Writing in The Times this morning, Richard Morrison recounts his encounter with David Hockney in the courtyard of the Royal Academy. Hockney, he says, suddenly whipped out his iPad and showed him one of his “gloriously colourful new landscapes of East Yorkshire.” But the iPad added some extra magic: it built up the picture just as Hockney painted it on the screen. Several hours of work was fast-motioned into 20 seconds. Morrison continues:
It occurs to me that in this chilly courtyard and quite by chance I am getting the equivalent of a tour round the newly-painted Sistine Chapel with Michelangelo. But I’m also struck by a feeling that this is a hugely symbolic moment in my life. For more than 50 years I’ve expressed all my most profound, trivial, passing and lasting thoughts via the mashed-up vegetation that we call paper. I did my infant doodles and school exams on it. I wrote my feeble musical compositions on it, and my even feebler love letters. I have scribbled shopping lists and signed mortgage deeds. And for 35 years, the filling of paper with words has provided me with an income and a way of life.
Yet it seems to me that this encounter with Hockney and his iPad is the final, clinching proof that, during my lifetime, paper will die. I don’t mean that it will cease to exist as a substance. But like horse-drawn carriages, oil lamps and snuff, it will stop having any meaning for the vast majority of people, certainly in the developed world.

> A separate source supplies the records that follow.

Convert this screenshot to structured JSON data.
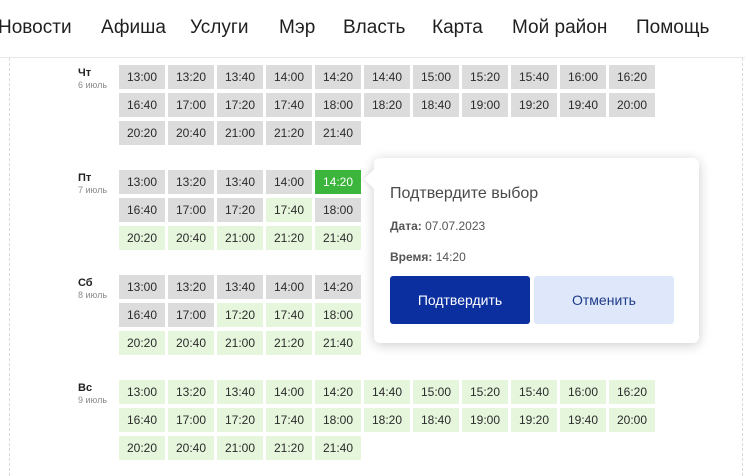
{
  "nav": {
    "items": [
      "Новости",
      "Афиша",
      "Услуги",
      "Мэр",
      "Власть",
      "Карта",
      "Мой район",
      "Помощь"
    ]
  },
  "days": [
    {
      "name": "Чт",
      "date": "6 июль",
      "slots": [
        {
          "t": "13:00",
          "s": "busy"
        },
        {
          "t": "13:20",
          "s": "busy"
        },
        {
          "t": "13:40",
          "s": "busy"
        },
        {
          "t": "14:00",
          "s": "busy"
        },
        {
          "t": "14:20",
          "s": "busy"
        },
        {
          "t": "14:40",
          "s": "busy"
        },
        {
          "t": "15:00",
          "s": "busy"
        },
        {
          "t": "15:20",
          "s": "busy"
        },
        {
          "t": "15:40",
          "s": "busy"
        },
        {
          "t": "16:00",
          "s": "busy"
        },
        {
          "t": "16:20",
          "s": "busy"
        },
        {
          "t": "16:40",
          "s": "busy"
        },
        {
          "t": "17:00",
          "s": "busy"
        },
        {
          "t": "17:20",
          "s": "busy"
        },
        {
          "t": "17:40",
          "s": "busy"
        },
        {
          "t": "18:00",
          "s": "busy"
        },
        {
          "t": "18:20",
          "s": "busy"
        },
        {
          "t": "18:40",
          "s": "busy"
        },
        {
          "t": "19:00",
          "s": "busy"
        },
        {
          "t": "19:20",
          "s": "busy"
        },
        {
          "t": "19:40",
          "s": "busy"
        },
        {
          "t": "20:00",
          "s": "busy"
        },
        {
          "t": "20:20",
          "s": "busy"
        },
        {
          "t": "20:40",
          "s": "busy"
        },
        {
          "t": "21:00",
          "s": "busy"
        },
        {
          "t": "21:20",
          "s": "busy"
        },
        {
          "t": "21:40",
          "s": "busy"
        }
      ]
    },
    {
      "name": "Пт",
      "date": "7 июль",
      "slots": [
        {
          "t": "13:00",
          "s": "busy"
        },
        {
          "t": "13:20",
          "s": "busy"
        },
        {
          "t": "13:40",
          "s": "busy"
        },
        {
          "t": "14:00",
          "s": "busy"
        },
        {
          "t": "14:20",
          "s": "selected"
        },
        {
          "t": "16:40",
          "s": "busy"
        },
        {
          "t": "17:00",
          "s": "busy"
        },
        {
          "t": "17:20",
          "s": "busy"
        },
        {
          "t": "17:40",
          "s": "free"
        },
        {
          "t": "18:00",
          "s": "busy"
        },
        {
          "t": "20:20",
          "s": "free"
        },
        {
          "t": "20:40",
          "s": "free"
        },
        {
          "t": "21:00",
          "s": "free"
        },
        {
          "t": "21:20",
          "s": "free"
        },
        {
          "t": "21:40",
          "s": "free"
        }
      ]
    },
    {
      "name": "Сб",
      "date": "8 июль",
      "slots": [
        {
          "t": "13:00",
          "s": "busy"
        },
        {
          "t": "13:20",
          "s": "busy"
        },
        {
          "t": "13:40",
          "s": "busy"
        },
        {
          "t": "14:00",
          "s": "busy"
        },
        {
          "t": "14:20",
          "s": "busy"
        },
        {
          "t": "16:40",
          "s": "busy"
        },
        {
          "t": "17:00",
          "s": "busy"
        },
        {
          "t": "17:20",
          "s": "free"
        },
        {
          "t": "17:40",
          "s": "free"
        },
        {
          "t": "18:00",
          "s": "free"
        },
        {
          "t": "20:20",
          "s": "free"
        },
        {
          "t": "20:40",
          "s": "free"
        },
        {
          "t": "21:00",
          "s": "free"
        },
        {
          "t": "21:20",
          "s": "free"
        },
        {
          "t": "21:40",
          "s": "free"
        }
      ]
    },
    {
      "name": "Вс",
      "date": "9 июль",
      "slots": [
        {
          "t": "13:00",
          "s": "free"
        },
        {
          "t": "13:20",
          "s": "free"
        },
        {
          "t": "13:40",
          "s": "free"
        },
        {
          "t": "14:00",
          "s": "free"
        },
        {
          "t": "14:20",
          "s": "free"
        },
        {
          "t": "14:40",
          "s": "free"
        },
        {
          "t": "15:00",
          "s": "free"
        },
        {
          "t": "15:20",
          "s": "free"
        },
        {
          "t": "15:40",
          "s": "free"
        },
        {
          "t": "16:00",
          "s": "free"
        },
        {
          "t": "16:20",
          "s": "free"
        },
        {
          "t": "16:40",
          "s": "free"
        },
        {
          "t": "17:00",
          "s": "free"
        },
        {
          "t": "17:20",
          "s": "free"
        },
        {
          "t": "17:40",
          "s": "free"
        },
        {
          "t": "18:00",
          "s": "free"
        },
        {
          "t": "18:20",
          "s": "free"
        },
        {
          "t": "18:40",
          "s": "free"
        },
        {
          "t": "19:00",
          "s": "free"
        },
        {
          "t": "19:20",
          "s": "free"
        },
        {
          "t": "19:40",
          "s": "free"
        },
        {
          "t": "20:00",
          "s": "free"
        },
        {
          "t": "20:20",
          "s": "free"
        },
        {
          "t": "20:40",
          "s": "free"
        },
        {
          "t": "21:00",
          "s": "free"
        },
        {
          "t": "21:20",
          "s": "free"
        },
        {
          "t": "21:40",
          "s": "free"
        }
      ]
    }
  ],
  "popover": {
    "title": "Подтвердите выбор",
    "date_label": "Дата:",
    "date_value": "07.07.2023",
    "time_label": "Время:",
    "time_value": "14:20",
    "confirm_label": "Подтвердить",
    "cancel_label": "Отменить"
  },
  "colors": {
    "busy": "#dcdcdc",
    "free": "#e6f6dd",
    "selected": "#3cb53c",
    "confirm_button": "#0b2f9f",
    "cancel_button": "#dfe8fb"
  }
}
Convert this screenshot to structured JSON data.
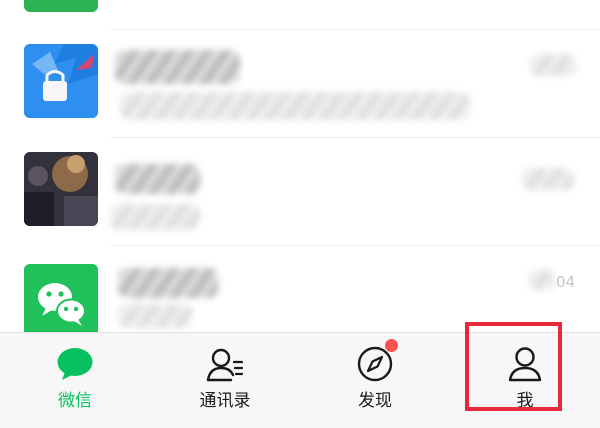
{
  "chat_list": {
    "rows": [
      {
        "avatar": "blue-app-avatar",
        "name": "",
        "message": "",
        "time": ""
      },
      {
        "avatar": "photo-avatar",
        "name": "",
        "message": "",
        "time": ""
      },
      {
        "avatar": "wechat-logo-avatar",
        "name": "",
        "message": "",
        "time": "04"
      }
    ]
  },
  "tab_bar": {
    "tabs": [
      {
        "label": "微信",
        "icon": "chat-bubbles-icon",
        "active": true
      },
      {
        "label": "通讯录",
        "icon": "contacts-icon",
        "active": false
      },
      {
        "label": "发现",
        "icon": "compass-icon",
        "active": false,
        "badge": "dot"
      },
      {
        "label": "我",
        "icon": "person-icon",
        "active": false
      }
    ]
  },
  "colors": {
    "accent": "#07c160",
    "badge": "#fa5151",
    "highlight": "#e8283a",
    "tab_bar_bg": "#f7f7f7"
  }
}
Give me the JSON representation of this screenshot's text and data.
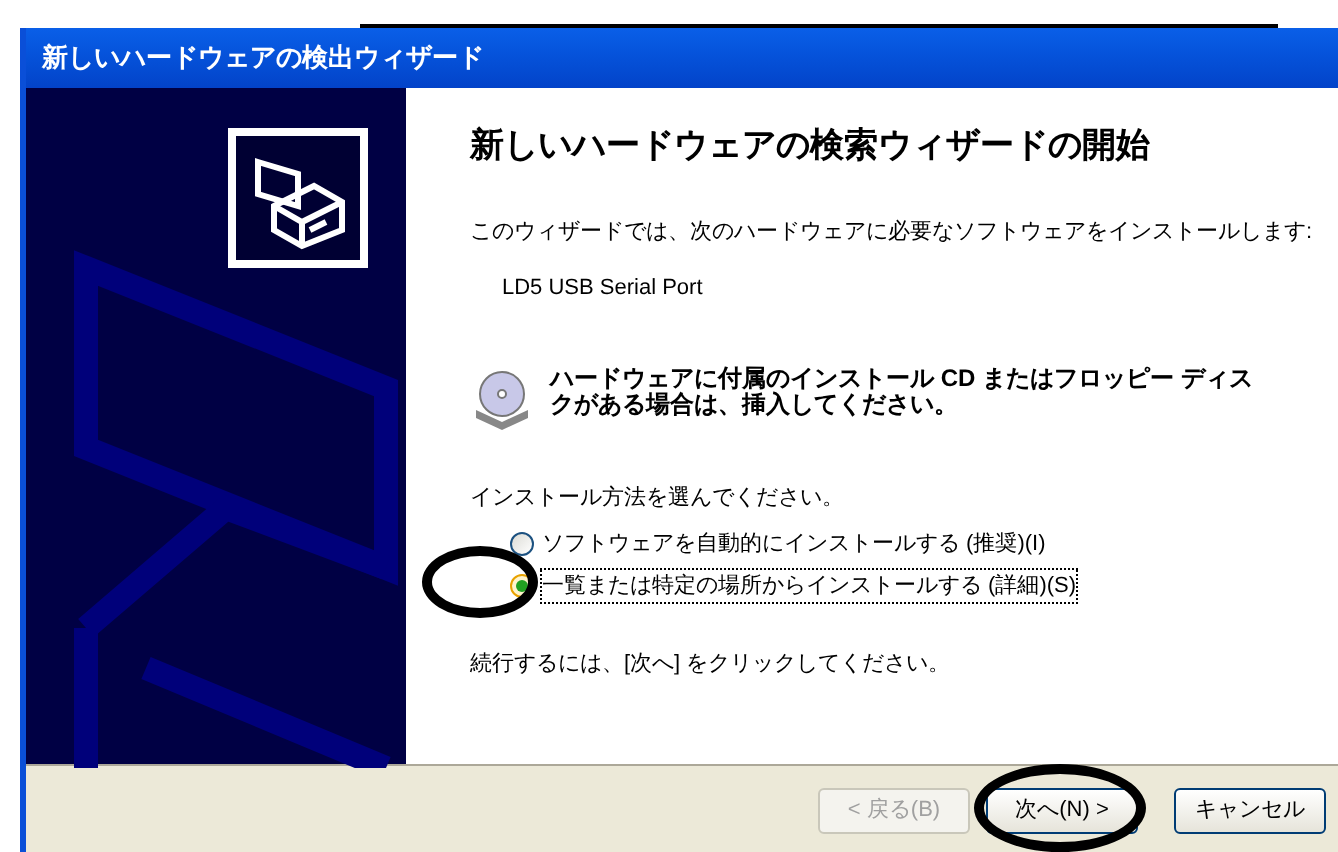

A mountain of evidence is already there. Bookshops and libraries are in decline; the iPad, the Kindle and their competitors are massive successes….. Six centuries and one decade after Gutenberg invented it, the printing-press is also history. And it has happened so fast. Back in 2000 I discussed in this column Bill Gates’s prediction that by 2018 newspapers would cease printing on paper, and that by 2020 dictionaries would have changed their primary definition of ‘book’ to refer to an image on a screen. Scores of readers were kind enough to let me know that, in their view, Gates (and I) were bonkers. Now the only thing that seems wrong about that prediction is that it overestimates by at least three years how long the printed media will hang on.
Should we be concerned, alarmed or terrified by the speed of change? Some of the implications are frankly not positive for many people, particularly of my generation. But looking at how deftly Hockney created beautiful art on that iPad, three things became crystal-clear to me. Progress can’t be stopped. Telented people quickly adapt. And the unknown future could be fantastically exciting.
Great stuff. My only regret is that The Times does not allow me to link to the article. The Thunderer sits smugly behind its paywall and, frankly, misses out on the benefits of being quoted around the world.